**TASK STATEMENT**:
Below are entries; count the lines containing the string "sales". The answer is that number alone.

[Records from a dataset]
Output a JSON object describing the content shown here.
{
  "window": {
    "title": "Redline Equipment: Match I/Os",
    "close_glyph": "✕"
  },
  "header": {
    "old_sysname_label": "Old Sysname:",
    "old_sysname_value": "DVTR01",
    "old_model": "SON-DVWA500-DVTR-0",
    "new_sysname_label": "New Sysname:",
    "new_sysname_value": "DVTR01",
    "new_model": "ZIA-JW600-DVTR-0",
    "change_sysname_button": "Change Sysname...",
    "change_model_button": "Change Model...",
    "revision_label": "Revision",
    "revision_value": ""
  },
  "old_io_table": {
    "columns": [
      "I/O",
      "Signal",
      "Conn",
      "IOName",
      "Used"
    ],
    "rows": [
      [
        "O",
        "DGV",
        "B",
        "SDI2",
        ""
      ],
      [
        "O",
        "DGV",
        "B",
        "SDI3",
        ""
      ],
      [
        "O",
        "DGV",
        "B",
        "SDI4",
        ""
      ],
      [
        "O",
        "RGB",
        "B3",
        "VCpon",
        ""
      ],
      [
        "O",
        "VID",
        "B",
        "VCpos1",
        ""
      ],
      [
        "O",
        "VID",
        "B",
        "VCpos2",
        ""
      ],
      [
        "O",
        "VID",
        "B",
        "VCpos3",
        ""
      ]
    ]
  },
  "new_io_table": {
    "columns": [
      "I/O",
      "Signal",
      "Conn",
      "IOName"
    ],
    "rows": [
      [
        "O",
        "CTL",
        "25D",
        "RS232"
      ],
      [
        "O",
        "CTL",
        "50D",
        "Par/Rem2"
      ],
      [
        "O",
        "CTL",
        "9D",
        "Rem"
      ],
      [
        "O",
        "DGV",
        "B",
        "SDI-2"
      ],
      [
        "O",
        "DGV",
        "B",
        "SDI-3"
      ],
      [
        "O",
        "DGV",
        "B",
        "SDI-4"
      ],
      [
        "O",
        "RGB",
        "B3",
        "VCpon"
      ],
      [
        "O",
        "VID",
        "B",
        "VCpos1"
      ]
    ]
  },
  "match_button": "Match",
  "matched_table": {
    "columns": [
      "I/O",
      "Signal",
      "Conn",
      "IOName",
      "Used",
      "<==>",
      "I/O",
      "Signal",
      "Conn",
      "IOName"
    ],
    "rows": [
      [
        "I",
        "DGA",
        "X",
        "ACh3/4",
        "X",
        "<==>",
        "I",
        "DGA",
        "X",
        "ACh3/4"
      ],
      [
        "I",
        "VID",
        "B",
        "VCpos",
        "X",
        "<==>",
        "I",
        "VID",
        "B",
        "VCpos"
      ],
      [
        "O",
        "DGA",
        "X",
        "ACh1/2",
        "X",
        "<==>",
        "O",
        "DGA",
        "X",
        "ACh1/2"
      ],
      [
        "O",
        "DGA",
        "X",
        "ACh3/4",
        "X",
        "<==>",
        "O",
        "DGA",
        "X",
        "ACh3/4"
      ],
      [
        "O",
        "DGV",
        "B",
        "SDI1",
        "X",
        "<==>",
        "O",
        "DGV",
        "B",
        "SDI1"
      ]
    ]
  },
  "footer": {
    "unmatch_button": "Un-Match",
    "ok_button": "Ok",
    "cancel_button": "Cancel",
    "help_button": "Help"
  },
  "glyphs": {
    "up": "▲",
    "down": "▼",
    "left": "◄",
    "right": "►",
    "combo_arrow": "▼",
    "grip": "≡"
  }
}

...

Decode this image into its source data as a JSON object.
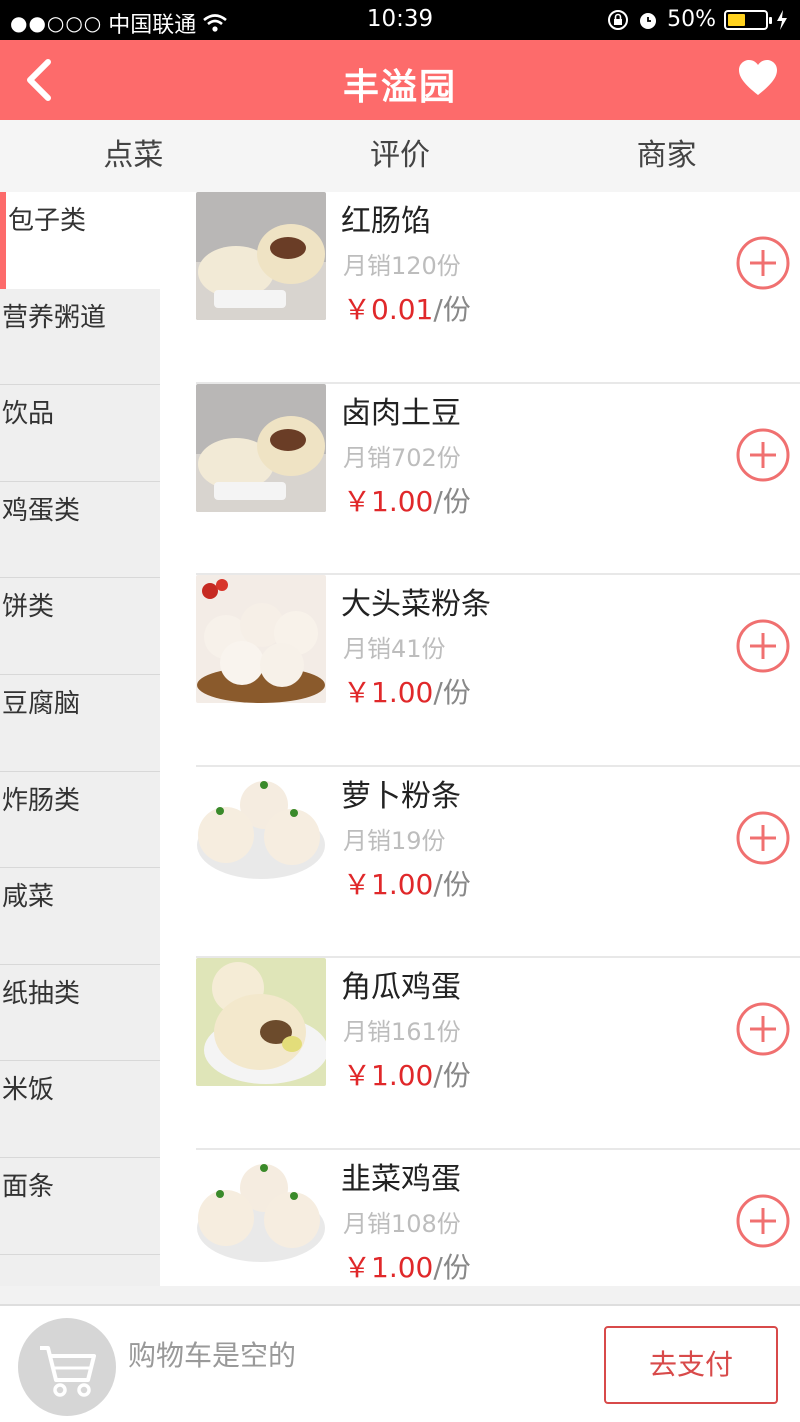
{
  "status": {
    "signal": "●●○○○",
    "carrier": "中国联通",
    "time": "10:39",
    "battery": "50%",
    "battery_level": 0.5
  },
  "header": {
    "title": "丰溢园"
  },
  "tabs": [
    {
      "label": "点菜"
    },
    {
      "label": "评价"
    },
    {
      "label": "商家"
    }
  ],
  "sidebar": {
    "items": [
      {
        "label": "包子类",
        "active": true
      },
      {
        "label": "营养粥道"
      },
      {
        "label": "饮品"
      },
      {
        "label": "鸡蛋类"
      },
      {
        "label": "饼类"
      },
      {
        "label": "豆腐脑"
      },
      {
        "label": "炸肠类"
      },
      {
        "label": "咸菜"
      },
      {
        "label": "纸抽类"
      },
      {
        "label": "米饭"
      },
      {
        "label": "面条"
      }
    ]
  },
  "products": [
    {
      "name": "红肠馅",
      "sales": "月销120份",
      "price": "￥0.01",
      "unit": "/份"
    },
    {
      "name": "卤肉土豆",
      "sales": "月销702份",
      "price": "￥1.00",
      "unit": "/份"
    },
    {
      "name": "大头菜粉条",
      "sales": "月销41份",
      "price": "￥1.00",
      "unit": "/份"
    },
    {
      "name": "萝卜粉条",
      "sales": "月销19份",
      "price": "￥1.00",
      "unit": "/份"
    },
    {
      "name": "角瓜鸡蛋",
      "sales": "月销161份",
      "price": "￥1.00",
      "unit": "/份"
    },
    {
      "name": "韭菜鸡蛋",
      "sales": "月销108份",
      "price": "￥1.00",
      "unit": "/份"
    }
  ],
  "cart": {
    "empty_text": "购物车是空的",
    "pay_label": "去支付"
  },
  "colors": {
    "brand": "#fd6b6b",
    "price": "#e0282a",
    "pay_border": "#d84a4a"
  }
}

**SOLVED PROBLEM**:
6